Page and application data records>
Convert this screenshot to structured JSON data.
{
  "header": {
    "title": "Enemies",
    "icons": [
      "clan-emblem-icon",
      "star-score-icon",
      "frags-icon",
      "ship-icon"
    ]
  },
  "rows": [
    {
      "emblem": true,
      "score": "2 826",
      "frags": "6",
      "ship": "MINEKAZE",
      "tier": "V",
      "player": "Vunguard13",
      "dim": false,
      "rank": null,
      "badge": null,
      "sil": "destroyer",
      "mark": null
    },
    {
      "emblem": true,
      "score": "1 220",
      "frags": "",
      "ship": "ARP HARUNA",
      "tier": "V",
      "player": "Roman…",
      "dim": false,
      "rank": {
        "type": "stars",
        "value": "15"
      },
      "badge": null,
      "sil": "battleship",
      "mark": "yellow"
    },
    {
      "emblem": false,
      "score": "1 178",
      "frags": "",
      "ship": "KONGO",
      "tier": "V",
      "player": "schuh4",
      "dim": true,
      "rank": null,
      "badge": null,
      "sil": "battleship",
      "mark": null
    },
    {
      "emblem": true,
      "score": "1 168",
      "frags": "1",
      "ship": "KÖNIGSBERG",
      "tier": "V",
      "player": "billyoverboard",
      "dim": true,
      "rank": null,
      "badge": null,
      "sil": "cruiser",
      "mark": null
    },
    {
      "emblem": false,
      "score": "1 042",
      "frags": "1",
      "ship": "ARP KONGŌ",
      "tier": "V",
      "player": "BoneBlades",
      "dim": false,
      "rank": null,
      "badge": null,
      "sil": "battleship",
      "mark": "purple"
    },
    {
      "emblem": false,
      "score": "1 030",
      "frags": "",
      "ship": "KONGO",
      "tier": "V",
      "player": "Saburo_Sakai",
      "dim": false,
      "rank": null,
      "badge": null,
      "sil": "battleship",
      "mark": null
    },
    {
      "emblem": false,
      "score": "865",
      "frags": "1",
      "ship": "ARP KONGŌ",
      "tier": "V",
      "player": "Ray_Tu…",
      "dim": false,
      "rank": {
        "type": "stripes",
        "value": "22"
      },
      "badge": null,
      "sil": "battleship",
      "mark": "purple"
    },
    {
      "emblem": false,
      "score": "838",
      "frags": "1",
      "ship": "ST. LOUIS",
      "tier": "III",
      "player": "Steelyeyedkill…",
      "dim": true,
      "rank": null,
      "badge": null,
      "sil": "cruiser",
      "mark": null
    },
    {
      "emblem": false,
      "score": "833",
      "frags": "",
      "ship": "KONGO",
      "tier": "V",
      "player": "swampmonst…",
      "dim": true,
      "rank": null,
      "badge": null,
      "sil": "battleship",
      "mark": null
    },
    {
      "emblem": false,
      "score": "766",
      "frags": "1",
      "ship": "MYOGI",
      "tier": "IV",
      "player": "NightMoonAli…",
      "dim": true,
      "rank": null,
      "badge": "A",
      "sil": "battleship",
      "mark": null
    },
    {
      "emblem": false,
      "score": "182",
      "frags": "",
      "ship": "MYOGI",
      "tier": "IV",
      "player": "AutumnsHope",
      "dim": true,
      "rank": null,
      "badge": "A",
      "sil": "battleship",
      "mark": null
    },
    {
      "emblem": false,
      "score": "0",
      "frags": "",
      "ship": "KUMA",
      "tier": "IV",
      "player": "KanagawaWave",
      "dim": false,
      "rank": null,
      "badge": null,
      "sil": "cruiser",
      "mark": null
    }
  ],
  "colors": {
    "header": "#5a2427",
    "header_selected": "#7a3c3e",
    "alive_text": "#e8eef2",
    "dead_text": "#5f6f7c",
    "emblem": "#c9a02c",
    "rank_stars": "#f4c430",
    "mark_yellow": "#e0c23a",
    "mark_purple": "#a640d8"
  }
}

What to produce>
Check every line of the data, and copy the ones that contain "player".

Result>
      "player": "Vunguard13",
      "player": "Roman…",
      "player": "schuh4",
      "player": "billyoverboard",
      "player": "BoneBlades",
      "player": "Saburo_Sakai",
      "player": "Ray_Tu…",
      "player": "Steelyeyedkill…",
      "player": "swampmonst…",
      "player": "NightMoonAli…",
      "player": "AutumnsHope",
      "player": "KanagawaWave",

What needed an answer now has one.